The NeuroMuscular Centre (NMC) is the charity I work for. We’re a medium sized charity with a regional focus but national UK-wide reach. We are the Centre of Excellence for People with Muscular Dystrophy and their families. We provide a wide range of treatment, advice, and training services along with carer’s breaks. As well as this, the jewel in our crown, is providing supported employment in a graphic design and print social enterprise.

In 2015 we won the GSK IMPACT Award. This recognises the best small/medium charities working in the Health and Wellbeing sector. We won partly because we so effectively and consistently measure and assess the impact of our work.

NMC

Back in 2005 NMC was like so many others in our sector. We relied on case studies and pen pictures to evidence that we made a positive difference to a few people. But we had nothing to show the scale of the impact we made for lots of people.

Meanwhile back at the Car Mechanics with my 1974 Vauxhall Viva and the sharp intake of breath; ”if you want my advice mate, it’ll cost you a pretty penny if you don’t measure Social Impact!” Never mind the couple of person-weeks it takes to produce them and never mind the £1200 Social Audit fee. These are tiny (but significant of course) investments in the life cycle of vibrant small and medium sized charities and social enterprises. The payback from Social Accounting and Audit is huge.

The investment in time? “2 weeks you say?” Yes around 2 person-weeks are spent in total each year to produce the draft of our Social Accounts – the stage at which we’re audited. This investment of time is shared between a number of people in the team and so is not onerous.

This investment gets easier every year as Social Accounting gets increasingly embedded in the soul and culture of the organisation. Things that begin as chores become the normal way of working. The whole team, and indeed our service users, begin to think about measuring impact automatically, NOT because we have to do it for a feedback return for a funder or contract partner, but because we want to do it.

Social Accounting and Audit puts our organisation in the driving seat in the relationships we have with our funders and contract partners. We have powerful feedback and measured impact information instantly to hand. We use it to make our funding applications stronger and more impactful than those who still rely on case studies. We use the analysis and data that we’ve produced to provide updates and feedback.

Here’s my knockout question(s)………….

Do you ever have to go and hurriedly ask people for feedback in order to complete a feedback report for a funder with a tight deadline? How many times a year does this happen? Is that unplanned activity disruptive and mired with duplicated effort?

Does that 2 person-week investment still seem like an onerous commitment that you couldn’t possible justify?

If the mechanic had mentioned a £1200 bill to fix my Viva then I know what I’d have done! But the £1200 fee for the Social Audit is not a reason to consider changing your vehicle.

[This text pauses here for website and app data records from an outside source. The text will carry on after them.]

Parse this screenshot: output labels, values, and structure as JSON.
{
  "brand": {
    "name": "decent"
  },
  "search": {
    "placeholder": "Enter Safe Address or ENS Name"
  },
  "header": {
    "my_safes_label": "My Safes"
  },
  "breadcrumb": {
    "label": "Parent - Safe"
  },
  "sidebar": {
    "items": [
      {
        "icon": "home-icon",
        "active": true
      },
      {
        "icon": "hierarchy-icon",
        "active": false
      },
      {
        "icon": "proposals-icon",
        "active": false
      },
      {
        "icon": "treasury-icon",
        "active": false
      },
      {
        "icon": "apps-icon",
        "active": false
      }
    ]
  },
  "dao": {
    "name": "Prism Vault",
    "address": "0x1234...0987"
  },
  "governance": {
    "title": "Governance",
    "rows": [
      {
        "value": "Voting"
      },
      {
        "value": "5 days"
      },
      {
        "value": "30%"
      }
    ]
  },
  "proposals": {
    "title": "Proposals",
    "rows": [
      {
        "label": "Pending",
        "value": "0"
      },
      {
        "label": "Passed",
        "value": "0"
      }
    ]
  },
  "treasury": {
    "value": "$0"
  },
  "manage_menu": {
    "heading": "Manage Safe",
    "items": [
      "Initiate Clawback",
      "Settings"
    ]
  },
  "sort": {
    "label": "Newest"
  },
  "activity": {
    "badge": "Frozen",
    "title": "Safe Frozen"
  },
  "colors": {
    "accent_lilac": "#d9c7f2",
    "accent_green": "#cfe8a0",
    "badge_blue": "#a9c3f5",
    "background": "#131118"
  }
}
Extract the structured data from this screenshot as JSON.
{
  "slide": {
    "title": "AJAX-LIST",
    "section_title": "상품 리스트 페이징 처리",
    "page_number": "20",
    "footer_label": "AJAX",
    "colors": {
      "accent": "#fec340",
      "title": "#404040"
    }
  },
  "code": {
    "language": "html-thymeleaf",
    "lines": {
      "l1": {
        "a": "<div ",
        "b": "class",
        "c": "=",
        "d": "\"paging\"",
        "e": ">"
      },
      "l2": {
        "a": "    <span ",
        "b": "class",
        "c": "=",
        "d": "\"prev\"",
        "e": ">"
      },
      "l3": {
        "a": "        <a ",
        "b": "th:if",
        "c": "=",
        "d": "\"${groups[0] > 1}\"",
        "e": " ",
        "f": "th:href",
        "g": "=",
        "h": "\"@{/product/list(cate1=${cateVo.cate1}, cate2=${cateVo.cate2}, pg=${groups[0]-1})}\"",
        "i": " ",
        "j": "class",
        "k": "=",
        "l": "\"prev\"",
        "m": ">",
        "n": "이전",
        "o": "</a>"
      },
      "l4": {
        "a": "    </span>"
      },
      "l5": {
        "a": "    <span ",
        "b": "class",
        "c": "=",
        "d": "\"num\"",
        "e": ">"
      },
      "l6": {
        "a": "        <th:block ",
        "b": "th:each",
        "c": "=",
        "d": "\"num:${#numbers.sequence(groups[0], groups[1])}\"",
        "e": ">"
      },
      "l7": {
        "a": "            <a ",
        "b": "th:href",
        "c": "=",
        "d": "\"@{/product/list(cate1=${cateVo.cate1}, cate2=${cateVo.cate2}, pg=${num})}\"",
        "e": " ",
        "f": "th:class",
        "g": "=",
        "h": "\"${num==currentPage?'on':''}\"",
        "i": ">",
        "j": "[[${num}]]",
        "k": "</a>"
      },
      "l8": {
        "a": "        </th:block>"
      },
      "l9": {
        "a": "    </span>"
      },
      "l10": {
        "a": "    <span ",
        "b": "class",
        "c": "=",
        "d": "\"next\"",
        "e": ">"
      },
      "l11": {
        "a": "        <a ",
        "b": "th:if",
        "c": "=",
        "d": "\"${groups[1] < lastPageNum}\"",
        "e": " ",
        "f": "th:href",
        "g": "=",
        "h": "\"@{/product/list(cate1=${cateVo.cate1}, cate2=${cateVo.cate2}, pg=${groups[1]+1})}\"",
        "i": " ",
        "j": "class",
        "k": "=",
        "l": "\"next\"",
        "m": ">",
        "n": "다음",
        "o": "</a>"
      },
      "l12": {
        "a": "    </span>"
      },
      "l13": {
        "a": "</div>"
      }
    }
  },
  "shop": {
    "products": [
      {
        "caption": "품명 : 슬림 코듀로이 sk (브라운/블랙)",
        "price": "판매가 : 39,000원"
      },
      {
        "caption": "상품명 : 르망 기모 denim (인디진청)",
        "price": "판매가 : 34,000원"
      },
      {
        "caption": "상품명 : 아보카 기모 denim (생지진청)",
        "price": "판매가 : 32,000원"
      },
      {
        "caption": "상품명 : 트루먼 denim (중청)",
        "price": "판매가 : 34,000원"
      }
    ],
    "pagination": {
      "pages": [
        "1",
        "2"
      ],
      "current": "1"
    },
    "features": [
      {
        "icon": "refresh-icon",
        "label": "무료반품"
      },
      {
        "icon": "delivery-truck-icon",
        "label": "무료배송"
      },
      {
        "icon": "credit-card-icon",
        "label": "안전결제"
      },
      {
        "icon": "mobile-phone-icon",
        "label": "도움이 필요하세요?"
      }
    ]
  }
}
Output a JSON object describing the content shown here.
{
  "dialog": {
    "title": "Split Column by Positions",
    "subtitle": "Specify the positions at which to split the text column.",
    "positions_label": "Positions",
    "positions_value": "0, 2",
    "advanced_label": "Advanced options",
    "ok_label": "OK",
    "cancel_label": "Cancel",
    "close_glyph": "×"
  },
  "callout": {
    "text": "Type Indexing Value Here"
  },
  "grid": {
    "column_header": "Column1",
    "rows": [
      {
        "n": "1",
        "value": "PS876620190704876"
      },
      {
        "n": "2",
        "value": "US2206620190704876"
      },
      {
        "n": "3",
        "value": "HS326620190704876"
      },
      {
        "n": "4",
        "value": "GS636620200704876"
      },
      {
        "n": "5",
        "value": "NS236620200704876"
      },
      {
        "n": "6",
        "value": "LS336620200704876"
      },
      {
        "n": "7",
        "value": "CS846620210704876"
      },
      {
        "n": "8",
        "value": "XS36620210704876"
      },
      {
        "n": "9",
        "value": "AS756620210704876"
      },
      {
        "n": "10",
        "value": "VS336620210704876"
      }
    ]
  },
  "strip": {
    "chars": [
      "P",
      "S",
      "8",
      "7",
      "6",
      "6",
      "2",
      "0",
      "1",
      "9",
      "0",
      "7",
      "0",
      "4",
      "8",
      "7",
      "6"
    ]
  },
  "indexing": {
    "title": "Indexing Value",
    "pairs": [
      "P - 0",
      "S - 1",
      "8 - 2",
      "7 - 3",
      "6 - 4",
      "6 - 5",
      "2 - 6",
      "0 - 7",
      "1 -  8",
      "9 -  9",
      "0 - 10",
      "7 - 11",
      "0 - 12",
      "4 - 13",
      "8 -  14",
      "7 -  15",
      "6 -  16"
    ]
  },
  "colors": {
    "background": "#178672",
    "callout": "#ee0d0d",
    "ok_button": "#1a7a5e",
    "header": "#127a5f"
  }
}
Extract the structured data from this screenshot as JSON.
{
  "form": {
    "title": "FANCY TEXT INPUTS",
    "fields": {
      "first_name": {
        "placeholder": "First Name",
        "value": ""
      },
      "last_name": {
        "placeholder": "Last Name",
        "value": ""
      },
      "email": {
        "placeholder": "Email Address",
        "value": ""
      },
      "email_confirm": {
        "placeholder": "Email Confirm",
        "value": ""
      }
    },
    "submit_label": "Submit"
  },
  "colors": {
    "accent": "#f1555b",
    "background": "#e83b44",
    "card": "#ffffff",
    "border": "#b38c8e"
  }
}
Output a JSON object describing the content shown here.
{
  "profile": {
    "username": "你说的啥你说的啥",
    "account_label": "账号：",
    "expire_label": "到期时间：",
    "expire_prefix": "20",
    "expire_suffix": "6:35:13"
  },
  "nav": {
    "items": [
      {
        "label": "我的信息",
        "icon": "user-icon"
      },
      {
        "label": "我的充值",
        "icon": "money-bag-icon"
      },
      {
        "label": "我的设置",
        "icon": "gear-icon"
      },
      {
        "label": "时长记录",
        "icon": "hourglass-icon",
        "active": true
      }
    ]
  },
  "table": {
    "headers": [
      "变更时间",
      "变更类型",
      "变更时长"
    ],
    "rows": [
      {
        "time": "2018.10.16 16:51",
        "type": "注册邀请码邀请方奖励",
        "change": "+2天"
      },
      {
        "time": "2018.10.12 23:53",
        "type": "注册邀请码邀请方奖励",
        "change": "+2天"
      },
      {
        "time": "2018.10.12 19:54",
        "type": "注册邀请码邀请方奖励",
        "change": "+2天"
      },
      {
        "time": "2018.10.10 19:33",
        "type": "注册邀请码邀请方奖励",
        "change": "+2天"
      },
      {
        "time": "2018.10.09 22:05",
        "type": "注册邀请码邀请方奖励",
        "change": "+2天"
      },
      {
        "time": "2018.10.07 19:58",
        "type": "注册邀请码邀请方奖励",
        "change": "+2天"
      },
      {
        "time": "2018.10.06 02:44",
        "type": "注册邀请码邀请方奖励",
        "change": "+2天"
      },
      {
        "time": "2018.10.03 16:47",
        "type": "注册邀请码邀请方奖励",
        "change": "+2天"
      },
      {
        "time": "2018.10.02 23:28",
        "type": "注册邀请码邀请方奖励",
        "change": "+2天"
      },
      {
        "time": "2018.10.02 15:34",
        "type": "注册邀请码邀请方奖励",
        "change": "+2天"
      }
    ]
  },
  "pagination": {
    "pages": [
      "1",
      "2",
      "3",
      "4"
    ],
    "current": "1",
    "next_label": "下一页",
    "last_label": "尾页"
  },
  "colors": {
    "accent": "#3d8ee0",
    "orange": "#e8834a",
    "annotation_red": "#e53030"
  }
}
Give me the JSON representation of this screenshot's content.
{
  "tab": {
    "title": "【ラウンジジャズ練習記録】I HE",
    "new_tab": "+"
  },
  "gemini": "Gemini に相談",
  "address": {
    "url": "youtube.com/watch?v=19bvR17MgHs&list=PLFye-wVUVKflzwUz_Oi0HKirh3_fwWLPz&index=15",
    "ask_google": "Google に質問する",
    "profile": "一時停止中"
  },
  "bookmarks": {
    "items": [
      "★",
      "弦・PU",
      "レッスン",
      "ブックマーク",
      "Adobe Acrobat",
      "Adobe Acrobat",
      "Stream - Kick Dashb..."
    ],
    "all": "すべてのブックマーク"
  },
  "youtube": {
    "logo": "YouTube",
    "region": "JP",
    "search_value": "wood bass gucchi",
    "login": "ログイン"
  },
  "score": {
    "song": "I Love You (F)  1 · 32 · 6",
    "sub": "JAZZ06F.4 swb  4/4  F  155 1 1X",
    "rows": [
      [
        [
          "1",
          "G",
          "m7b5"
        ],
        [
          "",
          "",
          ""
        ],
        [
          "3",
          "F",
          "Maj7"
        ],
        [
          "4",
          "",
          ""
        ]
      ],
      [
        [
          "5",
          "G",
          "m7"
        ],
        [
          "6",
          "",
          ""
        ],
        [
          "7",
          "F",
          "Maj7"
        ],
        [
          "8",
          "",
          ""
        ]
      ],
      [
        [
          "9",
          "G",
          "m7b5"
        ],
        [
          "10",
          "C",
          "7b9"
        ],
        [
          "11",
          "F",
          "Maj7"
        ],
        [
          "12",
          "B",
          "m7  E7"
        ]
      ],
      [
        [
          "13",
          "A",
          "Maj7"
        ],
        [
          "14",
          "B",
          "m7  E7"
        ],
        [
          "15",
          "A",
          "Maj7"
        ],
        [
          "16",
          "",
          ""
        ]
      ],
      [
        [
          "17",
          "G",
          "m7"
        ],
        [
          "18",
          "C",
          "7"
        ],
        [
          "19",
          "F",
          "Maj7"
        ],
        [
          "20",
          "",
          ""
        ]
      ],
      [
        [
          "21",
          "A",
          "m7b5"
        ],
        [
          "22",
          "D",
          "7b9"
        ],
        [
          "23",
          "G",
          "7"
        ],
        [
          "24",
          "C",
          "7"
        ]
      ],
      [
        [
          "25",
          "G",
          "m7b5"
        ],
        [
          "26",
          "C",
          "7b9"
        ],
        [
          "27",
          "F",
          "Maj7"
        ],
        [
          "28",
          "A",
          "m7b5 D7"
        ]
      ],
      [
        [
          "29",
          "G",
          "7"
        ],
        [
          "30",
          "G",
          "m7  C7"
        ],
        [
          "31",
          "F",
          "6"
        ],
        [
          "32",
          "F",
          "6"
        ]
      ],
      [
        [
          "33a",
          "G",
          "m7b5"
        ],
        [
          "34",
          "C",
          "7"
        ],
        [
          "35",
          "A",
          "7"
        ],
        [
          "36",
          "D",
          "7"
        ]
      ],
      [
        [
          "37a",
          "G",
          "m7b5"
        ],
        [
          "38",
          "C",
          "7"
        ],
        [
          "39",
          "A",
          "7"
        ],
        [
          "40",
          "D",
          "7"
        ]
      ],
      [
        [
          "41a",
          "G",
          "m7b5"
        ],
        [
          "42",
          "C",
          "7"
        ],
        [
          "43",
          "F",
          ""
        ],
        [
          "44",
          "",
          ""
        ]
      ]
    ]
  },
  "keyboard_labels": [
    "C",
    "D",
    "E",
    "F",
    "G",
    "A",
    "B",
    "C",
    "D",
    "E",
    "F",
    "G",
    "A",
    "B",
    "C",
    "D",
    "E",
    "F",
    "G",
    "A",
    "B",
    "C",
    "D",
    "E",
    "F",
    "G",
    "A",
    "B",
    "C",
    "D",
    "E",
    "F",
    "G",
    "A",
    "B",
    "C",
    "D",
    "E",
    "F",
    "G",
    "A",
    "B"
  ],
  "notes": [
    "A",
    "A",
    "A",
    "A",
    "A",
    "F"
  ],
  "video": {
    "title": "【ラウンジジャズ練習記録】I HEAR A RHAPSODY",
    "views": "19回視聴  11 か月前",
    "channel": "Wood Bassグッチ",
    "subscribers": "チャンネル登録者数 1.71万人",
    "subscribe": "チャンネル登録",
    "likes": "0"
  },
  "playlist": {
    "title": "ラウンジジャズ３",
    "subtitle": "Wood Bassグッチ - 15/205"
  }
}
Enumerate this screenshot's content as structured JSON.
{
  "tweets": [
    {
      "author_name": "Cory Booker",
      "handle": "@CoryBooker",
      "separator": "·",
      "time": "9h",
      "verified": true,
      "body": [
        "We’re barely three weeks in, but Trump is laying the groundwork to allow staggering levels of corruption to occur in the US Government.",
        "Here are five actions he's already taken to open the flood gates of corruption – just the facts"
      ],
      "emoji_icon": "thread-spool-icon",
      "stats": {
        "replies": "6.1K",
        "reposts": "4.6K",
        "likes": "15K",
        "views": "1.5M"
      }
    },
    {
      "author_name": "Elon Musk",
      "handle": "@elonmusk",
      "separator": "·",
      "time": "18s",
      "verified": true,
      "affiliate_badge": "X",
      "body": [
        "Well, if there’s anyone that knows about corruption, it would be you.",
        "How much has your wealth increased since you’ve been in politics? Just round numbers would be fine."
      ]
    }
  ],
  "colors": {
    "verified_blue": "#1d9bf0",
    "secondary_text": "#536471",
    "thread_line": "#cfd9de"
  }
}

The Social Audit is a day packed with influencing opportunities, diagnostics, recognition and endorsement that will not only remove that worrying knocking sound but will turn your old Viva into a much more rounded, accomplished, economical and environmentally sensitive organisation.

It will be one of the most important events in the life of your organisation. You and your team will enjoy it, be stimulated and informed by it. The sense of achievement and reflection that will flow from it will outweigh EVEN the pleasure you got from the plushest furry dice you ever bought for your Viva.

Matthew Lanham – Chief Executive – Neuromuscular Centre

matthew.lanham@nmcentre.com